Yet when I think of PD I think of:
- Online conversations via Twitter, Facebook,
- Reading, writing and commenting on blogs
- Quick conversations in the hallway with colleagues
- Teach Meets and Eduignites
- Browsing YouTube and Pinterest
- Conferences and workshops
- Twitter tours and classroom observations
When I look down that list, I quickly realised that most of my activity doesn’t happen during ‘professional development time.’ It’s snatched in quick bursts of activity around my life. If I have a pressing professional learning need, I’m not going to wait for someone to schedule the relevant PD.
Instead, I’m going to jump on my iPhone.
As a teacher who graduated relatively recently, this is the only reality I’ve ever known.
To be clear, I have endured presenters who have read verbatim from poor-designed powerpoint slides. However, for me that isn’t PD – it’s bad PD. Instead of talking about the disrupting professional development, I’m wondering if we’ve made an assumption that PD fits that one mould when there are so many different ways for teachers to learn.
Let’s redefine the problem – ‘Life’s too short for bad PD.’
from Teaching the Teacher http://ift.tt/1RzsoSx
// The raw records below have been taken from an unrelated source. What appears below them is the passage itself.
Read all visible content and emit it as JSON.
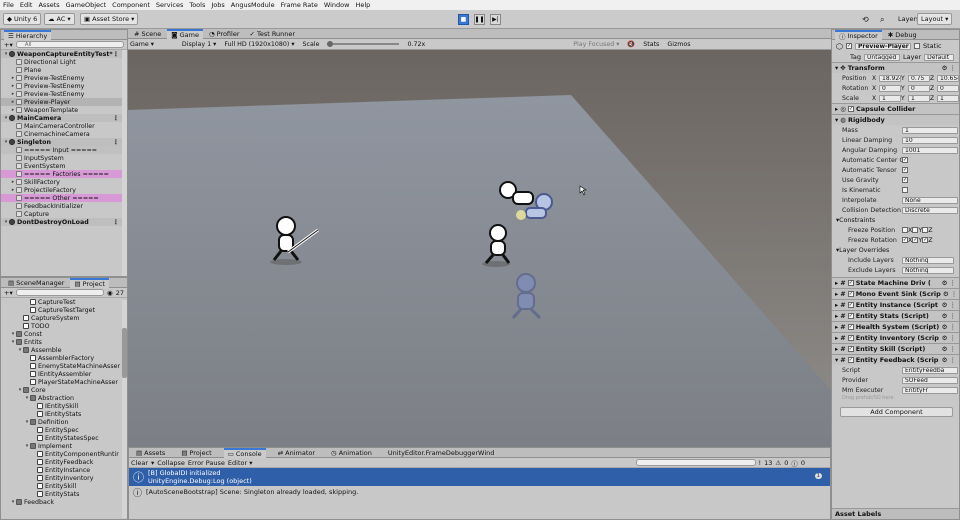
{
  "menu": [
    "File",
    "Edit",
    "Assets",
    "GameObject",
    "Component",
    "Services",
    "Tools",
    "Jobs",
    "AngusModule",
    "Frame Rate",
    "Window",
    "Help"
  ],
  "toolbar": {
    "account": "Unity 6",
    "ac": "AC",
    "asset_store": "Asset Store",
    "layers": "Layers",
    "layout": "Layout"
  },
  "hierarchy": {
    "tab": "Hierarchy",
    "search_placeholder": "All",
    "items": [
      {
        "t": "WeaponCaptureEntityTest*",
        "d": 0,
        "k": "scene"
      },
      {
        "t": "Directional Light",
        "d": 1,
        "k": "go"
      },
      {
        "t": "Plane",
        "d": 1,
        "k": "go"
      },
      {
        "t": "Preview-TestEnemy",
        "d": 1,
        "k": "go",
        "e": 1
      },
      {
        "t": "Preview-TestEnemy",
        "d": 1,
        "k": "go",
        "e": 1
      },
      {
        "t": "Preview-TestEnemy",
        "d": 1,
        "k": "go",
        "e": 1
      },
      {
        "t": "Preview-Player",
        "d": 1,
        "k": "go",
        "e": 1,
        "s": "hl"
      },
      {
        "t": "WeaponTemplate",
        "d": 1,
        "k": "go",
        "e": 1
      },
      {
        "t": "MainCamera",
        "d": 0,
        "k": "scene"
      },
      {
        "t": "MainCameraController",
        "d": 1,
        "k": "go"
      },
      {
        "t": "CinemachineCamera",
        "d": 1,
        "k": "go"
      },
      {
        "t": "Singleton",
        "d": 0,
        "k": "scene"
      },
      {
        "t": "===== Input =====",
        "d": 1,
        "k": "go",
        "s": "gray"
      },
      {
        "t": "InputSystem",
        "d": 1,
        "k": "go"
      },
      {
        "t": "EventSystem",
        "d": 1,
        "k": "go"
      },
      {
        "t": "===== Factories =====",
        "d": 1,
        "k": "go",
        "s": "pink"
      },
      {
        "t": "SkillFactory",
        "d": 1,
        "k": "go",
        "e": 1
      },
      {
        "t": "ProjectileFactory",
        "d": 1,
        "k": "go",
        "e": 1
      },
      {
        "t": "===== Other =====",
        "d": 1,
        "k": "go",
        "s": "pink"
      },
      {
        "t": "FeedbackInitializer",
        "d": 1,
        "k": "go"
      },
      {
        "t": "Capture",
        "d": 1,
        "k": "go"
      },
      {
        "t": "DontDestroyOnLoad",
        "d": 0,
        "k": "scene"
      }
    ]
  },
  "project": {
    "tabs": [
      "SceneManager",
      "Project"
    ],
    "count": "27",
    "items": [
      {
        "t": "CaptureTest",
        "d": 3,
        "k": "script"
      },
      {
        "t": "CaptureTestTarget",
        "d": 3,
        "k": "script"
      },
      {
        "t": "CaptureSystem",
        "d": 2,
        "k": "script"
      },
      {
        "t": "TODO",
        "d": 2,
        "k": "script"
      },
      {
        "t": "Const",
        "d": 1,
        "k": "folder",
        "e": 1
      },
      {
        "t": "Entits",
        "d": 1,
        "k": "folder",
        "e": 1
      },
      {
        "t": "Assemble",
        "d": 2,
        "k": "folder",
        "e": 1
      },
      {
        "t": "AssemblerFactory",
        "d": 3,
        "k": "script"
      },
      {
        "t": "EnemyStateMachineAsser",
        "d": 3,
        "k": "script"
      },
      {
        "t": "IEntityAssembler",
        "d": 3,
        "k": "script"
      },
      {
        "t": "PlayerStateMachineAsser",
        "d": 3,
        "k": "script"
      },
      {
        "t": "Core",
        "d": 2,
        "k": "folder",
        "e": 1
      },
      {
        "t": "Abstraction",
        "d": 3,
        "k": "folder",
        "e": 1
      },
      {
        "t": "IEntitySkill",
        "d": 4,
        "k": "script"
      },
      {
        "t": "IEntityStats",
        "d": 4,
        "k": "script"
      },
      {
        "t": "Definition",
        "d": 3,
        "k": "folder",
        "e": 1
      },
      {
        "t": "EntitySpec",
        "d": 4,
        "k": "script"
      },
      {
        "t": "EntityStatesSpec",
        "d": 4,
        "k": "script"
      },
      {
        "t": "Implement",
        "d": 3,
        "k": "folder",
        "e": 1
      },
      {
        "t": "EntityComponentRuntir",
        "d": 4,
        "k": "script"
      },
      {
        "t": "EntityFeedback",
        "d": 4,
        "k": "script"
      },
      {
        "t": "EntityInstance",
        "d": 4,
        "k": "script"
      },
      {
        "t": "EntityInventory",
        "d": 4,
        "k": "script"
      },
      {
        "t": "EntitySkill",
        "d": 4,
        "k": "script"
      },
      {
        "t": "EntityStats",
        "d": 4,
        "k": "script"
      },
      {
        "t": "Feedback",
        "d": 1,
        "k": "folder",
        "e": 1
      }
    ]
  },
  "game": {
    "tabs": [
      "Scene",
      "Game",
      "Profiler",
      "Test Runner"
    ],
    "view_mode": "Game",
    "display": "Display 1",
    "resolution": "Full HD (1920x1080)",
    "scale_label": "Scale",
    "scale_value": "0.72x",
    "play_focused": "Play Focused",
    "stats": "Stats",
    "gizmos": "Gizmos"
  },
  "inspector": {
    "tabs": [
      "Inspector",
      "Debug"
    ],
    "object_name": "Preview-Player",
    "static": "Static",
    "tag_label": "Tag",
    "tag": "Untagged",
    "layer_label": "Layer",
    "layer": "Default",
    "transform": {
      "title": "Transform",
      "position": {
        "label": "Position",
        "x": "18.924",
        "y": "0.75",
        "z": "10.654"
      },
      "rotation": {
        "label": "Rotation",
        "x": "0",
        "y": "0",
        "z": "0"
      },
      "scale": {
        "label": "Scale",
        "x": "1",
        "y": "1",
        "z": "1"
      }
    },
    "capsule": "Capsule Collider",
    "rigidbody": {
      "title": "Rigidbody",
      "rows": [
        {
          "label": "Mass",
          "value": "1"
        },
        {
          "label": "Linear Damping",
          "value": "10"
        },
        {
          "label": "Angular Damping",
          "value": "1001"
        },
        {
          "label": "Automatic Center Of",
          "check": true
        },
        {
          "label": "Automatic Tensor",
          "check": true
        },
        {
          "label": "Use Gravity",
          "check": true
        },
        {
          "label": "Is Kinematic",
          "check": false
        },
        {
          "label": "Interpolate",
          "value": "None"
        },
        {
          "label": "Collision Detection",
          "value": "Discrete"
        }
      ],
      "constraints": "Constraints",
      "freeze_pos": "Freeze Position",
      "freeze_rot": "Freeze Rotation",
      "layer_overrides": "Layer Overrides",
      "include": {
        "label": "Include Layers",
        "value": "Nothing"
      },
      "exclude": {
        "label": "Exclude Layers",
        "value": "Nothing"
      }
    },
    "components": [
      "State Machine Driv (",
      "Mono Event Sink (Scrip",
      "Entity Instance (Script",
      "Entity Stats (Script)",
      "Health System (Script)",
      "Entity Inventory (Scrip",
      "Entity Skill (Script)",
      "Entity Feedback (Scrip"
    ],
    "feedback_rows": [
      {
        "label": "Script",
        "value": "EntityFeedba"
      },
      {
        "label": "Provider",
        "value": "SOFeed"
      },
      {
        "label": "Mm Executer",
        "value": "EntityFr"
      }
    ],
    "footer_note": "Drag prefab/SO here",
    "add_component": "Add Component",
    "asset_labels": "Asset Labels"
  },
  "bottom": {
    "tabs": [
      "Assets",
      "Project",
      "Console",
      "Animator",
      "Animation",
      "UnityEditor.FrameDebuggerWind"
    ],
    "clear": "Clear",
    "collapse": "Collapse",
    "error_pause": "Error Pause",
    "editor": "Editor",
    "count_warn": "13",
    "count_err": "0",
    "count_info": "0",
    "log1_line1": "[B] GlobalDI initialized",
    "log1_line2": "UnityEngine.Debug:Log (object)",
    "log1_count": "1",
    "log2": "[AutoSceneBootstrap] Scene: Singleton already loaded, skipping."
  },
  "colors": {
    "accent": "#3b78d6",
    "pink_row": "#d79ad6",
    "selected_log": "#2f5fa8"
  }
}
It’s always great to read your blog posts. I have just introduced ‘Tuesday Treats’ at my school. We choose an article and limit the group to 5 people where we discuss an article. I wondering about ‘slow think’ time and where in the world of Twitter, Blogs and Facebook do we take the time to really digest and discuss some of the ideas. I’d be interested to hear your thoughts on whether you take time to dialogue about articles of interest.